The events in Kazakhstan have anchored the narrative in Russia that protest movements are necessarily dangerous and supported by foreign powers.
Russia’s Foreign Ministry has described the protests as “externally provoked attempts to disrupt the security and integrity of the state by violent means”.
And Russian state media have zoomed footage of protesters ransacking shops and banks without ignoring the underlying reasons for the uprising or the fact that they were originally peaceful.
“Take care and prepare your boys in uniform. In advance. Like a sleigh in summer, ”said the boss of the Russian RT broadcaster Margarita Simonyan tweeted take away this week.
Seen in this light, the Kazakhstan crisis offers Moscow the opportunity to showcase its power over the former Soviet space.
“Russia faced a sudden crisis that it is now trying to turn into an opportunity” said Maxim Suchkov, acting head of international studies at the Moscow State Institute for International Relations. The appeal to the CSTO “strengthens Russia’s position in Kazakhstan and Eurasia and shows once again that there is no other state in Eurasia than Russia that looks after the security of its neighbors in an emergency.”
Much will depend on the extent of Russian engagement in Kazakhstan. Experts have already warned that a protracted presence could be not only costly but also risky to incite the Kazakhs against Russia, as happened in Ukraine.
“Possible failures will plague Russia, but that is not the West’s concern,” said Suchkov.
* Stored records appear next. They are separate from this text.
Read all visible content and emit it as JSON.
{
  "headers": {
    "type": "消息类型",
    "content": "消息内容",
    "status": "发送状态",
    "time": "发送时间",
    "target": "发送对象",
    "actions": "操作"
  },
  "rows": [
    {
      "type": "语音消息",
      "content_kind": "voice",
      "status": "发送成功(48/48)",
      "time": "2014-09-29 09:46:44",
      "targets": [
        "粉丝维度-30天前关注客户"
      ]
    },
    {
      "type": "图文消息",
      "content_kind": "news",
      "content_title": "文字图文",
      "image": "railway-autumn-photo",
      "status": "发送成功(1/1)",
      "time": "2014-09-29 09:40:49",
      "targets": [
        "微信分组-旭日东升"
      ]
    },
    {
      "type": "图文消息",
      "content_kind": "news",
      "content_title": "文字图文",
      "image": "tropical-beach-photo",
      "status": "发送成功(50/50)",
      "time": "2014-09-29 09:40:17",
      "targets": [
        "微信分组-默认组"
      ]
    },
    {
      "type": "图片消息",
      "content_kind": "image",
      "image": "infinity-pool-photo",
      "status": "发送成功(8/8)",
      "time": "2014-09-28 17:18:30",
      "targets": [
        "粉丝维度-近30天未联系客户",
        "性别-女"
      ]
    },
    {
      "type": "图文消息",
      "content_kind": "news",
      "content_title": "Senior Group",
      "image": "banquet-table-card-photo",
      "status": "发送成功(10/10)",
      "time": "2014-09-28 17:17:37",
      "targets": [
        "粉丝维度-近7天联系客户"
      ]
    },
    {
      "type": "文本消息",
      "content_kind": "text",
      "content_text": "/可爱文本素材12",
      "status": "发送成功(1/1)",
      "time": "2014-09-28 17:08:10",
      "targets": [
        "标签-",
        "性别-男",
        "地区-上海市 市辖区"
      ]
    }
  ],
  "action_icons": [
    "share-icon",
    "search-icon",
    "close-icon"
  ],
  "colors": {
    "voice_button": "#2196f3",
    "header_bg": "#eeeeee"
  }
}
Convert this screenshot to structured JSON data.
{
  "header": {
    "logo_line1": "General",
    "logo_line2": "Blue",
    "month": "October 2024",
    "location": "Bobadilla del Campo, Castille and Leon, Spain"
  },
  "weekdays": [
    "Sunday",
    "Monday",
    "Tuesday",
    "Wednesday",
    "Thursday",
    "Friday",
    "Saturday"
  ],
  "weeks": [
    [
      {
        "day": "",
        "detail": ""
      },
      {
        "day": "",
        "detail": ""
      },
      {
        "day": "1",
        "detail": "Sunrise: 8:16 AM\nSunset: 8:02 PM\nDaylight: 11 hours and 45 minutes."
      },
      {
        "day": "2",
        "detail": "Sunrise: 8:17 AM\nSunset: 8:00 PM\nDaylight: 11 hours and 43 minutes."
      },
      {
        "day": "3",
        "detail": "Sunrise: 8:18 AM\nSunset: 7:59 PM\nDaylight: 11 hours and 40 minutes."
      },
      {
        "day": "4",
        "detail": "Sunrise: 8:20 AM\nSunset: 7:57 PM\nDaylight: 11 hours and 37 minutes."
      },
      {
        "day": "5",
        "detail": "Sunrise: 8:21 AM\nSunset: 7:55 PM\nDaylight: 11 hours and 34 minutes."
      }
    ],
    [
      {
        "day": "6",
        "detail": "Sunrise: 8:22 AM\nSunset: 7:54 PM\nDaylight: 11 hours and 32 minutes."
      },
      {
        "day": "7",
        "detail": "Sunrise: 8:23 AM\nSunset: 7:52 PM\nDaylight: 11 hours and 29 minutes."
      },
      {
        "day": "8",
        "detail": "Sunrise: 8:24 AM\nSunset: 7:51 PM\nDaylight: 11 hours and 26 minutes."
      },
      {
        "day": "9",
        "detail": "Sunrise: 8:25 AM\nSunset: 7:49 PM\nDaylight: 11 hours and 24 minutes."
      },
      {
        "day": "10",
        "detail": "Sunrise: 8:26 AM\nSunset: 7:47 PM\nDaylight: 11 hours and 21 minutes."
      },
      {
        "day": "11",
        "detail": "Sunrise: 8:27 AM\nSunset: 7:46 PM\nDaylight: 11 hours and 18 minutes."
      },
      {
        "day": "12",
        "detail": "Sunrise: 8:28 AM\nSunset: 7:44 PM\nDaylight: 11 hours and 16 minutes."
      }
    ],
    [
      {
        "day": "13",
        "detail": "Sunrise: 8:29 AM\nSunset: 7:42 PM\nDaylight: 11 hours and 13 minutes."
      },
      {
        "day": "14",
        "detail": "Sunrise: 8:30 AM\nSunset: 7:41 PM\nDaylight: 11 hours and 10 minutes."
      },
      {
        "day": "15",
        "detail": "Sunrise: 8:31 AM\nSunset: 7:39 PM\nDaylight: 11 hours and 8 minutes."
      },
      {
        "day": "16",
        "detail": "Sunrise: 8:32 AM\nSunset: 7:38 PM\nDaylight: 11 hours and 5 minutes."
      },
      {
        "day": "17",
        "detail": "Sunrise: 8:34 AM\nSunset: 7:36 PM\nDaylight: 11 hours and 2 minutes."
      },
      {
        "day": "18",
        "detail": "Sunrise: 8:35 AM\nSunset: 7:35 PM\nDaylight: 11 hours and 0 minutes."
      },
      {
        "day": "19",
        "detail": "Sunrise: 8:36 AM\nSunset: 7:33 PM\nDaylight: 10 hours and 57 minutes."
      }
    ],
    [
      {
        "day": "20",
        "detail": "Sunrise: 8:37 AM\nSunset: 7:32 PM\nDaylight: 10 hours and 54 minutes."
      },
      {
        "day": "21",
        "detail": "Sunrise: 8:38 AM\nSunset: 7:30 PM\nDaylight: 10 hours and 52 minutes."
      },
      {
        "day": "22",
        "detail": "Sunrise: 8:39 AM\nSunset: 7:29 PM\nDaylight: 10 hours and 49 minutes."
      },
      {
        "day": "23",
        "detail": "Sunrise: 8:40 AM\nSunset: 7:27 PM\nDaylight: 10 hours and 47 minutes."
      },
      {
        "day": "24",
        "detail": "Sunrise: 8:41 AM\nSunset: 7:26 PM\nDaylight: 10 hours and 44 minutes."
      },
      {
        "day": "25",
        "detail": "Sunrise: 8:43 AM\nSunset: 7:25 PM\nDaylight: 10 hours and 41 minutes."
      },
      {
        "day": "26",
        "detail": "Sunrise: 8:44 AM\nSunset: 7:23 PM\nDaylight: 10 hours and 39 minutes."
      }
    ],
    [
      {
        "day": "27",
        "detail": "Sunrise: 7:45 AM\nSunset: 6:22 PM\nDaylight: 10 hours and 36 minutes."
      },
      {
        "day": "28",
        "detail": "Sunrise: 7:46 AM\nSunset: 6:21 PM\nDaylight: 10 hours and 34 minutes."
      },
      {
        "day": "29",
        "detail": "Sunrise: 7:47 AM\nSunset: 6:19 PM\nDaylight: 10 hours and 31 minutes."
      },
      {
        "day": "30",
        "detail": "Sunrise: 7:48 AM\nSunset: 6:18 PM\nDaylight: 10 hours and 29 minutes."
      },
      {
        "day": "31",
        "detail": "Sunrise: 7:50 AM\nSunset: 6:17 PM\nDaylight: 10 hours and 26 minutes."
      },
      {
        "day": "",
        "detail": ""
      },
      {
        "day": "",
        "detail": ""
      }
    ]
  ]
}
In all likelihood, the Kremlin will interpret the unrest in Kazakhstan as the failure of Nazarbayev’s transition plan, said political scientist Abbas Gallyamov.
Either, because when he resigned in 2019, he wasn’t actually giving the Kazakhs what they wanted: change.
Or, and that is more likely to be the Kremlin’s interpretation, because it shouldn’t have resigned at all. “You have to hold on to your throne until the end” said Galljamov.